The story of Dionysus illustrates the transformative power of death and rebirth in the context of spiritual and emotional liberation.

In the final analysis, the resurrection myths of Osiris, Krishna, and Dionysus share common themes of death and renewal.

Whether interpreted literally or symbolically, the concept of resurrection has the capacity to inspire spiritual growth, transformation, and a renewed sense of purpose.

The World’s Sixteen Crucified Saviors or, Christianity Before Christ

The book “The World’s Sixteen Crucified Saviors or, Christianity Before Christ” by Kersey Graves examines the idea that many messiah-like figures in various mythologies were crucified or experienced similar events before ascending into heaven. Graves, referencing works by Godfrey Higgins, presents a list of sixteen saviors, including Osiris of Egypt, Krishna of India, Dionysus of Greece, and others, who were said to have been crucified or resurrected.

Graves argues that there are striking similarities in the stories of these figures, which include miraculous births, visits from shepherds and magi, time spent in the desert, teachings, disciples, miracles, persecution, crucifixion, descent into the underworld, resurrection, and ascension into heaven.

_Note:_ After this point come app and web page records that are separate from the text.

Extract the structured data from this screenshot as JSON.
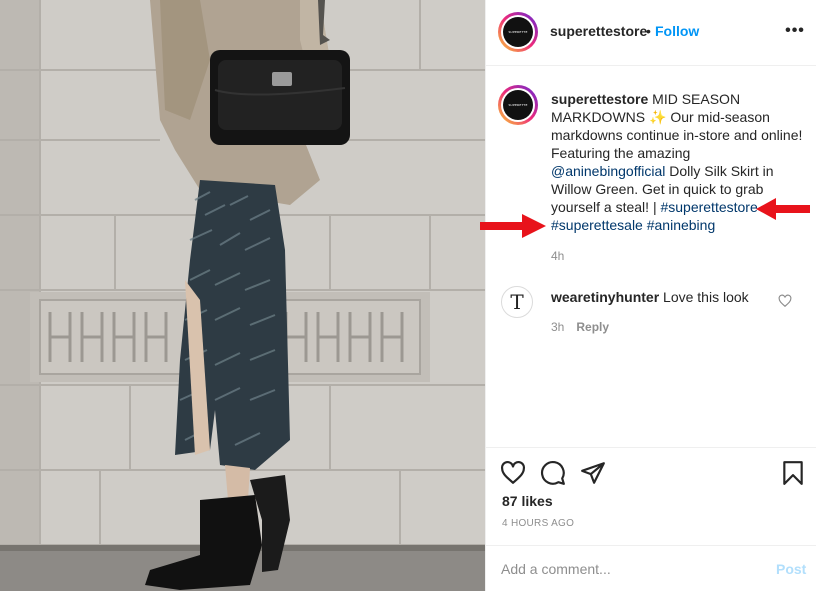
{
  "header": {
    "username": "superettestore",
    "separator": "•",
    "follow_label": "Follow",
    "more_label": "•••",
    "avatar_text": "SUPERETTE"
  },
  "caption": {
    "username": "superettestore",
    "text_1": " MID SEASON MARKDOWNS ",
    "emoji": "✨",
    "text_2": " Our mid-season markdowns continue in-store and online! Featuring the amazing ",
    "mention": "@aninebingofficial",
    "text_3": " Dolly Silk Skirt in Willow Green. Get in quick to grab yourself a steal! | ",
    "hashtags": [
      "#superettestore",
      "#superettesale",
      "#aninebing"
    ],
    "time": "4h"
  },
  "comment": {
    "avatar_letter": "T",
    "username": "wearetinyhunter",
    "text": "Love this look",
    "time": "3h",
    "reply_label": "Reply"
  },
  "actions": {
    "like_icon": "heart-icon",
    "comment_icon": "comment-icon",
    "share_icon": "share-icon",
    "save_icon": "bookmark-icon",
    "likes": "87 likes",
    "posted": "4 HOURS AGO"
  },
  "add_comment": {
    "placeholder": "Add a comment...",
    "post_label": "Post"
  },
  "colors": {
    "link": "#0095f6",
    "hashtag": "#00376b",
    "muted": "#8e8e8e",
    "annotation_arrow": "#e8131b"
  }
}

He suggests that the story of Jesus in the New Testament shares many elements with these earlier mythological accounts.

The book delves into the pagan roots of baptism and the Eucharist, highlighting similarities between these practices in various religions.

Graves concludes that Jesus was not a historical figure but rather a mythological construct influenced by earlier deity narratives.

Despite criticism, some assertions made by Graves, such as the December 25 birthdate among Greco-Roman Sun Gods, have been acknowledged as accurate.


The resurrection myths of Osiris, Krishna, Dionysus, and other ancient figures highlight humanity’s enduring fascination with themes of death, rebirth, and transcendence.

These stories serve as potent symbols of hope, renewal, and the possibility of transcending the limitations of mortality.

While the specific details and interpretations may vary across cultures, they share a common thread in their exploration of profound existential questions.

By understanding and appreciating these diverse myths, we gain insight into the human quest for spiritual meaning and the timeless desire for resurrection and eternal life.